Now, whenever you’re at home and don’t want Vera watching you, run the “Disable Interior Cameras” scene. Then when you leave (or whenever you want the cameras monitored again), you can run the "Allow Interior Cameras. Appropriate triggers are left as an exercise for the reader.

So there are the basic instructions, but I wanted to add some additional suggestions and commentary.

First, depending on your situation, you may want to ensure that the cameras are blocked whenever Vera powers up / restarts. If this is the case, you can add the “iptables -A interior_cams -d ip_address -j REJECT” lines that we put in our “Block” scene into the /etc/firewall/user file (be sure to put them after the first two rules, otherwise there is no such chain as interior_cams yet, and the actual REJECT rules won’t be applied). If this is your primary residence, it probably makes sense to do this. If it’s a rental or similar property, you probably want the cameras monitored by default, and shouldn’t bother with these step.

As mentioned above, this isn’t necessarily all that secure from someone who really wants to see things. After all, an MCV employee would only have to remove your iptables rules in order to re-enable visibility of the cameras. My guess is that most people who operate at the level of security (I won’t really call it paranoia) have already prevented MCV from accessing their Vera remotely, and for those that are a step down from that, I would recommend making use of the PingSensor plugin to alert you whenever an IP camera you’ve blocked becomes visible (and maybe invisible, so that you can confirm when it’s in the state you want it). This could potentially even be used as a trigger to re-enable the Block. I can still think of ways to fool the system while re-enabling the camera visibility (I won’t go into detail) but you’re at least raising the bar a little bit.

My first thoughts for improvement are:

  • Possibly reading in the IP addresses of your cameras from variables for the “Block” code so that you don’t have to hard-code them into the scene. Depending on your camera setup, this might require a way to distinguish between interior and exterior cameras (which seems do-able in theory)
  • Being able to Allow/Block cameras selectively/individually (from separate scenes, for instance). The first challenge here is that you’ll have to use DELETE (-D) iptables commands, and won’t be able to perform a FLUSH (-F) in either the Allow or Block code.
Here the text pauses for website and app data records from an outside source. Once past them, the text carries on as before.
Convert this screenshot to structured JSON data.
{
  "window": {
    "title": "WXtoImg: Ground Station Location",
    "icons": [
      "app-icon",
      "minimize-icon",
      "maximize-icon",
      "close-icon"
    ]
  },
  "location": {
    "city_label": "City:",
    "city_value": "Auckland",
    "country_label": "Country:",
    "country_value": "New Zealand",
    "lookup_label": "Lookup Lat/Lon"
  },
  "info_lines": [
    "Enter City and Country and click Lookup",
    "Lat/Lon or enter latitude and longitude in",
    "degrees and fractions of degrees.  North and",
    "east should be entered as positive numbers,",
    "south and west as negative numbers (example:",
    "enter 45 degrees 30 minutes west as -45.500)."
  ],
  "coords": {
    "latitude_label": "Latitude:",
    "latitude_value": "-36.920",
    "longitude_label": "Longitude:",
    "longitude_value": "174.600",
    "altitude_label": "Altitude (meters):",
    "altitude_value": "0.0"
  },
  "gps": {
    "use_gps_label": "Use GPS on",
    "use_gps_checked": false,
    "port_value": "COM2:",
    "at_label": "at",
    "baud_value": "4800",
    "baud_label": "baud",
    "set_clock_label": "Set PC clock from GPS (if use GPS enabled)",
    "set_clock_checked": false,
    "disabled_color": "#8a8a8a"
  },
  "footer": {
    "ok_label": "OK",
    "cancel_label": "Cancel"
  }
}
This could quickly lead to challenges with managing the state of the firewall correctly (for instance, if you accidentally ran the same Block scene twice, a single run of the correspnding Allow scene might not remove both (I haven’t tested this, but the conjecture is based on my experience with Puppet and firewall control) ). In any case, this would lead to significantly more complicated code. Which brings us to…
  • Turning it into a plugin. Right now this is beyond my abilities (and time), but I’d be happy to work with someone else who wanted to make this happen. Otherwise, perhaps when my understanding of plugins improves I’ll take a stab at it.